All of these would task Amosun’s skills, resources and even expose all his flanks for possible attacks from political foes and the governor’s political foes have never been in short supply.
Barely a week ago, Amosun had kept political opponents in a protracted guessing game about his next move would be, using subterfuges. But last week he declared for the Ogun Central Senatorial seat. He announced his intention during an APC stakeholders meeting in Abeokuta. He told the gathering that he would purchase the party’s senatorial form and then “test his popularity” in 2019 on the field again with other contestants.

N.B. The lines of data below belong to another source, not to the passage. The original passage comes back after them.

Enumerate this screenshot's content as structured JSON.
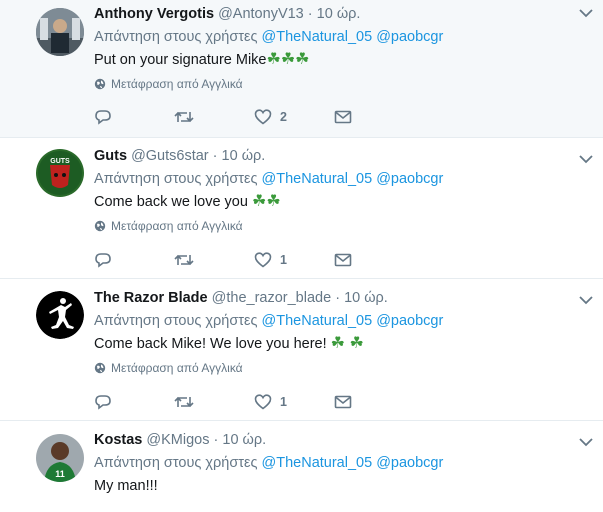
{
  "tweets": [
    {
      "name": "Anthony Vergotis",
      "handle": "@AntonyV13",
      "time": "10 ώρ.",
      "reply_prefix": "Απάντηση στους χρήστες",
      "mention1": "@TheNatural_05",
      "mention2": "@paobcgr",
      "text": "Put on your signature Mike",
      "clovers": "☘☘☘",
      "translate": "Μετάφραση από Αγγλικά",
      "likes": "2"
    },
    {
      "name": "Guts",
      "handle": "@Guts6star",
      "time": "10 ώρ.",
      "reply_prefix": "Απάντηση στους χρήστες",
      "mention1": "@TheNatural_05",
      "mention2": "@paobcgr",
      "text": "Come back we love you",
      "clovers": "☘☘",
      "translate": "Μετάφραση από Αγγλικά",
      "likes": "1"
    },
    {
      "name": "The Razor Blade",
      "handle": "@the_razor_blade",
      "time": "10 ώρ.",
      "reply_prefix": "Απάντηση στους χρήστες",
      "mention1": "@TheNatural_05",
      "mention2": "@paobcgr",
      "text": "Come back Mike! We love you here!",
      "clovers": "☘ ☘",
      "translate": "Μετάφραση από Αγγλικά",
      "likes": "1"
    },
    {
      "name": "Kostas",
      "handle": "@KMigos",
      "time": "10 ώρ.",
      "reply_prefix": "Απάντηση στους χρήστες",
      "mention1": "@TheNatural_05",
      "mention2": "@paobcgr",
      "text": "My man!!!"
    }
  ],
  "dot": "·",
  "colors": {
    "accent": "#1b95e0",
    "muted": "#657786",
    "clover": "#3b9a3b"
  },
  "icons": [
    "reply-icon",
    "retweet-icon",
    "heart-icon",
    "mail-icon",
    "globe-icon",
    "chevron-down-icon"
  ]
}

The boastful Amosun seemed to be banking on his strong connection with Abuja, political ruggedness, his achievements in the last seven and half and a huge financial war chest to win all battles in 2019 and become a member of the forthcoming 9th Senate.
But, Majekodunmi (from Ake) who disclosed that his quest for the seat was borne out of the need to be a “strong voice for Egba people and Nigeria” at the Senate in 2019, boasted of defeating Amosun on the field, saying the political momentum in the state has changed and that the change is not on the governor’s favour.
The general medical practitioner and businessman who also doubles as a Director at the National Institute of Policy and Strategic Studies (NIPSS), promised to make a “resounding difference at the Senate and get things done” to improve the lots of his people and Nigerians.
Fielding questions on Amosun’s plan to return to the Senate after completing his tenure as governor in 2019 and the threat such poses to his ambition, Majekodunmi said it would be easier to confront the governor on the field and floor him than any other candidate.
The Chairman, Kejide Hospitals Ltd, said the political momentum in the state today has shifted, unlike what it used to be yesterday when it was so good on the side of Amosun.
His words: “I will defeat him (Amosun). I will defeat him and there won’t be any bitterness about it. The idea that he wants to go back to the Senate is (now) true, unlike what we hear as rumour about the Secretary to the State Government (SSG) (Taiwo Adeoluwa).
“Whoever it is, be it Amosun, it will be easier to defeat Amosun than any other candidate. The situation with him now is not as good as it used to be. Many are leaving. So, I will defeat him hands down without any bitterness.”
The Bagbile of Egbaland also gave an indication why the people would vote him to represent them and not other aspirants, because with “quality legislations”, which he pledged to champion, if elected on the platform of the ADC, would help address some of the major socioeconomic challenges facing Nigerians.
Majekodunmi lamented the increasing suffering of his people and the rest of Nigerians due to what he described as “corrupt legislation”, lack of good governance, insecurity and misplaced priorities, adding that people-oriented legislations, if put in place and implemented, could reverse the situation.
For Oseni-Gomez (Ake), who happens to be the first and only female Speaker of the Ogun State House of Assembly (2003 to 2008), said she is in the race for the Senate to serve her people better.
There are indications that the outcome of series of consultations across political circles, associates, leaders, elders and good people of the senatorial district, carried out by the aspirant are prodding her to go on with her ambition.
Oseni-Gomez said she is going to the Senate to use legislative means to “reverse the persistent disappointments in the polity and free the people from the present political system that was built on untruths and propagandas”.
Who finally takes the seat?….Time will definitely tell.